I'm up on the Moor every week or so, but have so far failed to spot a sundew. Then, a year or so back, I saw Alan Titchmarsh talking about Drosera rotundifolia on the telly, and realised I'd been getting the scale all wrong. It's hard to judge a plant's size from a book illustration. When I imagined Drosera rotundifolia digesting insects, I had heather-flies and horse-flies in mind. It turns out those would be a bit of a mouthful for poor Drosera; gnats and midges are more its size. The plant is a far smaller than I'd expected. Time to look more closely…

-

1st August, 2013. Yorkshire Day. What better excuse do I need for getting out on to the Moor? The weather might be oppressive, but the words just haven't been flowing. I need to clear my head. The Moor is the best place to do that.

I head up the track, through the stile, and on to the Moor proper. Meadow pipits scatter into the purpling heather. Sheep raise their heads, then return to their grazing. A grouse clucks somewhere in the distance. After the recent thunderstorms, I thought it safest to wear my boots, but the first bog is almost dry, with only a couple of small pools glinting through the rushes. I follow the flagged track through what's left of the bog, then turn left, up the final steep climb, and wind my way through the quarries and heather to the trig point.

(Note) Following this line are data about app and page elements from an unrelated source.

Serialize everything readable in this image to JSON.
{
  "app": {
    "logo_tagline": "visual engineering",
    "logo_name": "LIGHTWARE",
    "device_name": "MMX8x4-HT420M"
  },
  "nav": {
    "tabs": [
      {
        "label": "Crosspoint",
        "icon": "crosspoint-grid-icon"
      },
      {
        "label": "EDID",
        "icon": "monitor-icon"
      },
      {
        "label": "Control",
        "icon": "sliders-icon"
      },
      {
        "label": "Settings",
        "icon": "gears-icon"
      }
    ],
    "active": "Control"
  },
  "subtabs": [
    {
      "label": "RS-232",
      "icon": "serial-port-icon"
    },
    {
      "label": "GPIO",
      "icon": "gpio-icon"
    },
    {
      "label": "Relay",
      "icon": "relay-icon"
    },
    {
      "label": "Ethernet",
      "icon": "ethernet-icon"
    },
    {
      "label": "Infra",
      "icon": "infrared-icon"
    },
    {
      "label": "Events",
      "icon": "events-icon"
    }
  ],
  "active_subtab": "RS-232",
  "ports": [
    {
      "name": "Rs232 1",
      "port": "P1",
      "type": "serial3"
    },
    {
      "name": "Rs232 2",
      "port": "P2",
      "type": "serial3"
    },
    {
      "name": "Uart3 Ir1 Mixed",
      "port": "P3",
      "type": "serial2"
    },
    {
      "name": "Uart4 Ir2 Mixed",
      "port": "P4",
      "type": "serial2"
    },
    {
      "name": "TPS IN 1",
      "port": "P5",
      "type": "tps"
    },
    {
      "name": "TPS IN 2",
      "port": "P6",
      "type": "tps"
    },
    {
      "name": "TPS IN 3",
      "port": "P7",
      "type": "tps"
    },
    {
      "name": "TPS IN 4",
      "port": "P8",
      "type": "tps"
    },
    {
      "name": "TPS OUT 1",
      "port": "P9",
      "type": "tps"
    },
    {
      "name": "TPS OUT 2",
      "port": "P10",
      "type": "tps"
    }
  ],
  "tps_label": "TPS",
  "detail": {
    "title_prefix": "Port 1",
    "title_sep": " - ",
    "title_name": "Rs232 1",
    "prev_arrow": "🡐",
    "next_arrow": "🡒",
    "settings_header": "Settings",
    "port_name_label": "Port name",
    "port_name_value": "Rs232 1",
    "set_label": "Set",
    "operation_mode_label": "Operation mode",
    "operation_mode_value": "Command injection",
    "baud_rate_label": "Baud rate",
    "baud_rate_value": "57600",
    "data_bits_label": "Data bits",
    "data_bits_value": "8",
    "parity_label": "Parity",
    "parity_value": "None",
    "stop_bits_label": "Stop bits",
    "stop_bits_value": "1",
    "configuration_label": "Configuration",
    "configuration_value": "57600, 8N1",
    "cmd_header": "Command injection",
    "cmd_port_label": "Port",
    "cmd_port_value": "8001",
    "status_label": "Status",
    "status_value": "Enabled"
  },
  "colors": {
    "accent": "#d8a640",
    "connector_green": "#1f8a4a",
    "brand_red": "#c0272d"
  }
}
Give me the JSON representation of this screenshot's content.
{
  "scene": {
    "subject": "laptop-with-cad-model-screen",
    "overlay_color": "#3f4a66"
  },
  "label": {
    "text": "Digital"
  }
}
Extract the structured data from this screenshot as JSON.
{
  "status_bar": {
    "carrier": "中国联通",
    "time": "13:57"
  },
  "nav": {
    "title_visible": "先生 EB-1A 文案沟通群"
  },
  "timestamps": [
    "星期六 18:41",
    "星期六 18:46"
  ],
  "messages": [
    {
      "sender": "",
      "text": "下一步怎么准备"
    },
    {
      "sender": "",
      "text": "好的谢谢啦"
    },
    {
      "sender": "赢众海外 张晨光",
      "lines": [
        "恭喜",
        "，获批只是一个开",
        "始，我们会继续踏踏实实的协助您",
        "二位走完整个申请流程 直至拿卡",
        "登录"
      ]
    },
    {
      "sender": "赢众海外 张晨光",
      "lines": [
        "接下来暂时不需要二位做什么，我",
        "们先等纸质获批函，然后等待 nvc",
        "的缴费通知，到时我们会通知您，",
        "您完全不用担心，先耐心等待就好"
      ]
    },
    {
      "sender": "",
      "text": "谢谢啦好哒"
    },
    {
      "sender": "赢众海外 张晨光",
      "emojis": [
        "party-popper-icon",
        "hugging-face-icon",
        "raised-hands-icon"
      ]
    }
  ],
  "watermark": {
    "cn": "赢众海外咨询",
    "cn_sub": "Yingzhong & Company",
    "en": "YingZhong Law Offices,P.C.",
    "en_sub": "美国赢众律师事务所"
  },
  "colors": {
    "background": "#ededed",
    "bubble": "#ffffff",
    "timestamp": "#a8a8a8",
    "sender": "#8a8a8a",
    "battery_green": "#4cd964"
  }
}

Stoodley Pike Monument from Trig Point 4144
Looking towards Stoodley Pike Monument from Trig Point 4144.

As always, I touch the whitewashed concrete column to make it official, then turn to take in the view. Good grief, it really is muggy! Anyone might think those were clouds shrouding Stoodley Pike, but it's just a humid haze; the real clouds are much higher.

I turn along the edge. Without warning, a grouse explodes out of the heather at my feet, causing me to emit my customary startled-by-a-grouse bellow: HUU­UUU­­UUU­­URR­R­RRR! Bloody grouse! I don't deal with sudden shocks at all well. Over the years, the local grouse have reduced me to a nervous wreck. Then, a split-second later, two further explosions. The grouse head off low across the heather, disappearing over the camber of the hill.

Flushed grouse
A flushed grouse heads off low across the heather.

I pause to regain my composure, then continue along the edge and drop down, taking a narrow track across the expanse towards the air-shafts. There are some particularly boggy patches over this way. The trick is to search for cotton grass. It's on its way out now, after June's spectacular show, but there are still plenty of white seed-tufts bobbing in the light breeze. Cotton grass seed-tufts a sure sign of bogs (so are its rusty stalks, once the tufts have gone).

Cotton grass
Cotton grass.

I circumnavigate a couple of pools, stepping gingerly from tussock to tussock, crouching down every so often to peer and prod amongst the mosses. There are plenty of flies around, but no sign of Drosera. Then I spot a movement to my right, out of the corner of my eye. I turn, but there's nothing. I must have imagined it. I return my attention to the moss. There it is again: definite movement! I turn to see a fat, squat creature sloping off into a clump of rushes. A newt! I haven't seen a newt since I was about nine! All the years I've been coming up here, and I had no idea there were newts on the Moor. I am elated, but decide to leave the poor creature alone—even though I'd dearly love to photograph it.

A few more pools, and I decide it's time to head for home. No, I didn't manage to track down my elusive sundew. Not today. But where would the fun be if such things were easy? The whole point of having a local patch is to get to know it as well as you can. What better way to explore the Moor really close-up than by going on a wild Drosera chase? If I hadn't, I would never have discovered there are newts on the Moor. Newts: who'd have thought it? So what if I still have no proof that Drosera is up here? There's always next time. There always is, on your local patch.

Richard Carter is a writer and photo­grapher living in Hebden Bridge, West Yorkshire.


Website

Facebook

Twitter

Newsletter

2 Replies to “Exploring my damp patch”

Leave a Reply

Your email address will not be published. Required fields are marked *